(STORED DATA begins)

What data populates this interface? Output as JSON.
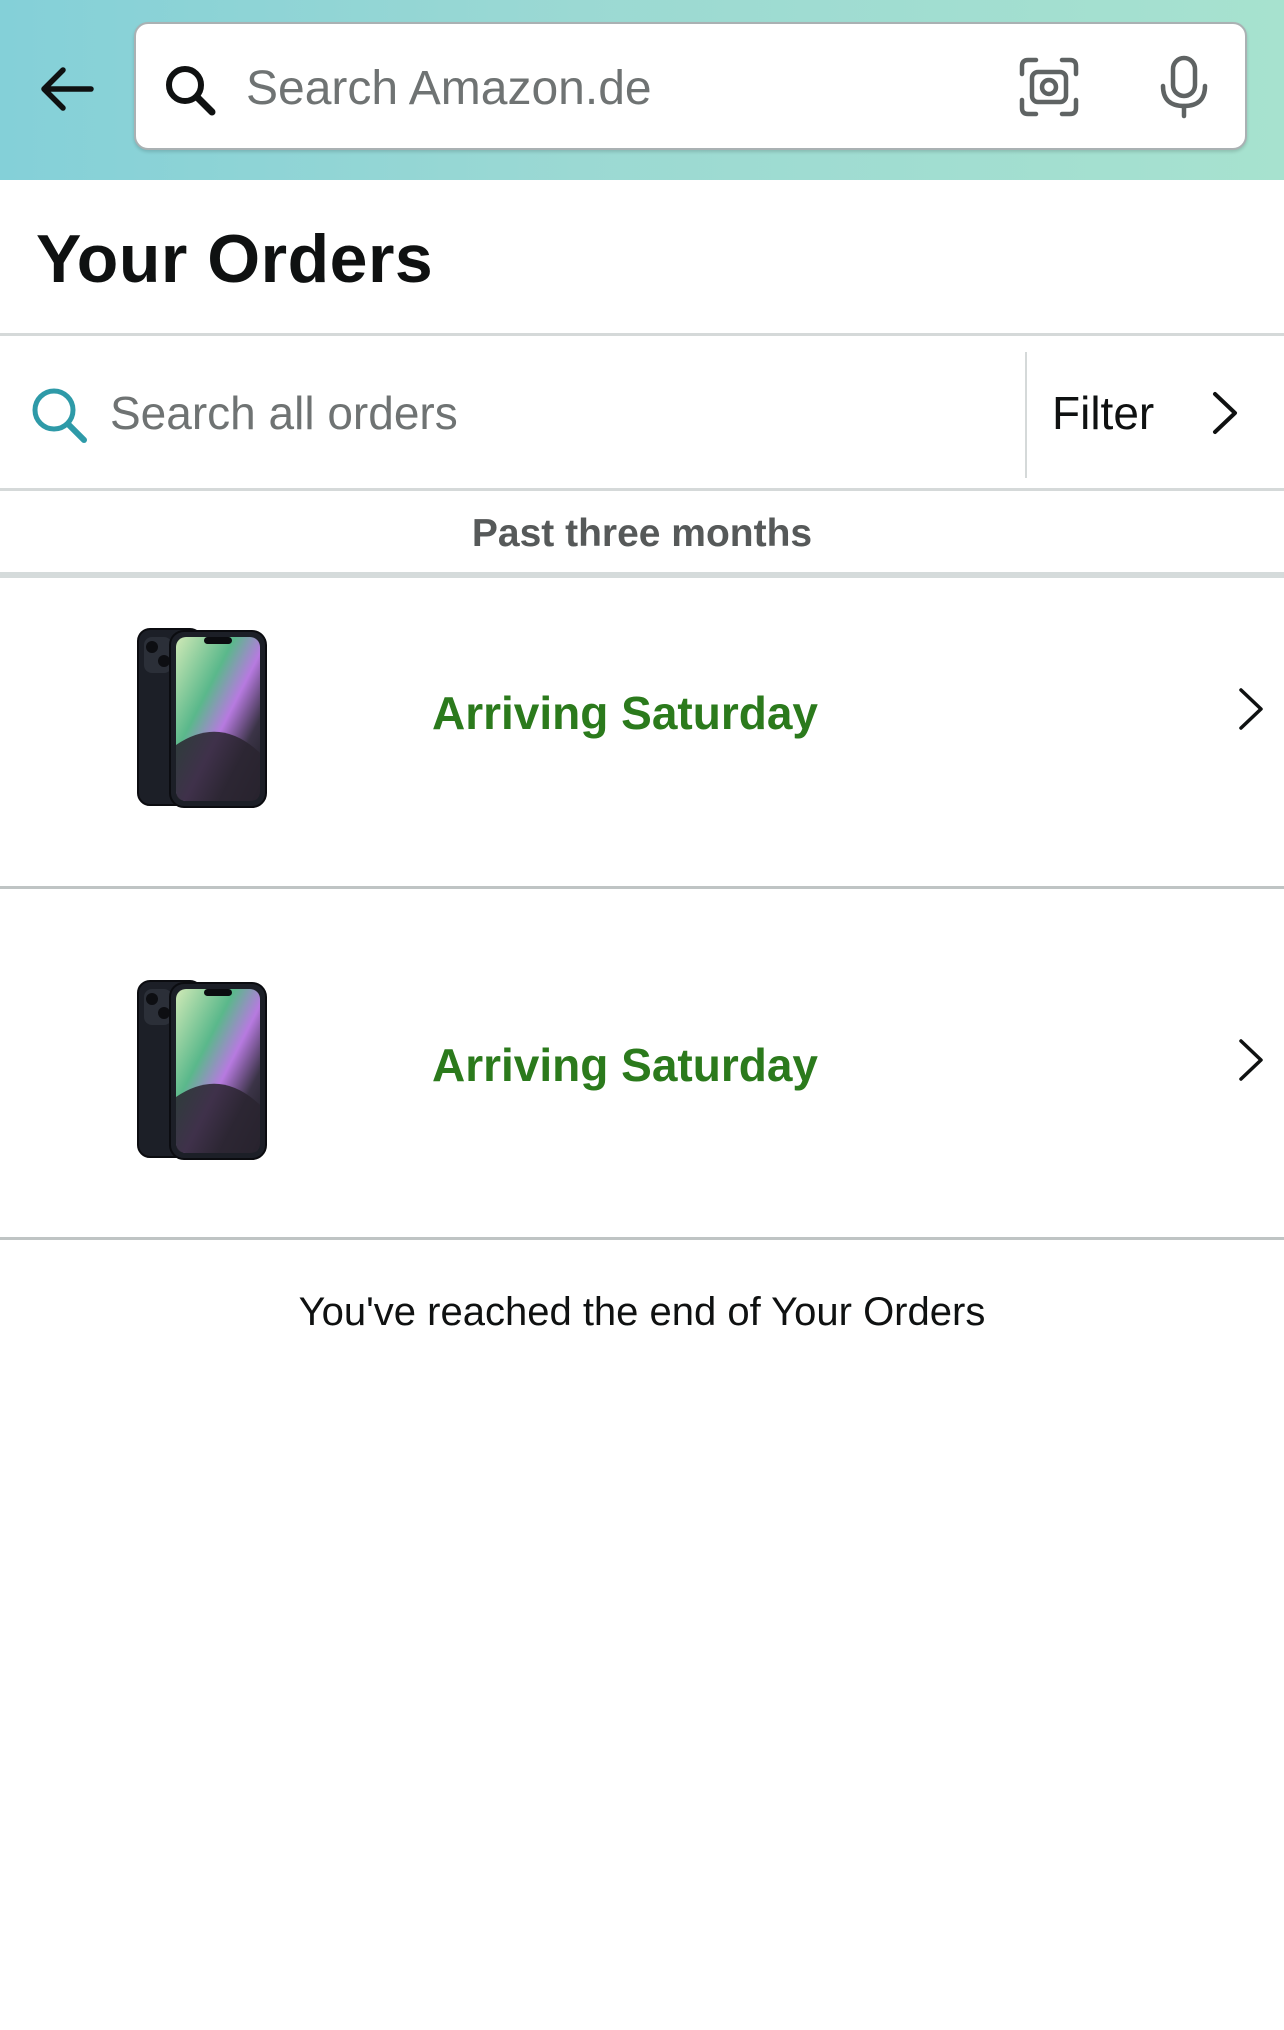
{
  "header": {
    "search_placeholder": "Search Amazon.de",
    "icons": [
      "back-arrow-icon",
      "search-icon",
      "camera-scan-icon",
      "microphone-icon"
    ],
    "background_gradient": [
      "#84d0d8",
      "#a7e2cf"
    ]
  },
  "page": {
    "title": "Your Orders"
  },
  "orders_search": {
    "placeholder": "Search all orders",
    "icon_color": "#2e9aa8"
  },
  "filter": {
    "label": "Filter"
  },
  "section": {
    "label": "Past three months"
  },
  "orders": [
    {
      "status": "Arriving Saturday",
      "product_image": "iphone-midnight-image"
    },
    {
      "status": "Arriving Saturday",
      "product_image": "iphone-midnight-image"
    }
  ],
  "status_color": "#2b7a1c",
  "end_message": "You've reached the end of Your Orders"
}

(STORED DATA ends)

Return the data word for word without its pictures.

RESPONSE TO THIS TASK:
What data populates this interface? Output as JSON.
{
  "header": {
    "search_placeholder": "Search Amazon.de",
    "icons": [
      "back-arrow-icon",
      "search-icon",
      "camera-scan-icon",
      "microphone-icon"
    ],
    "background_gradient": [
      "#84d0d8",
      "#a7e2cf"
    ]
  },
  "page": {
    "title": "Your Orders"
  },
  "orders_search": {
    "placeholder": "Search all orders",
    "icon_color": "#2e9aa8"
  },
  "filter": {
    "label": "Filter"
  },
  "section": {
    "label": "Past three months"
  },
  "orders": [
    {
      "status": "Arriving Saturday",
      "product_image": "iphone-midnight-image"
    },
    {
      "status": "Arriving Saturday",
      "product_image": "iphone-midnight-image"
    }
  ],
  "status_color": "#2b7a1c",
  "end_message": "You've reached the end of Your Orders"
}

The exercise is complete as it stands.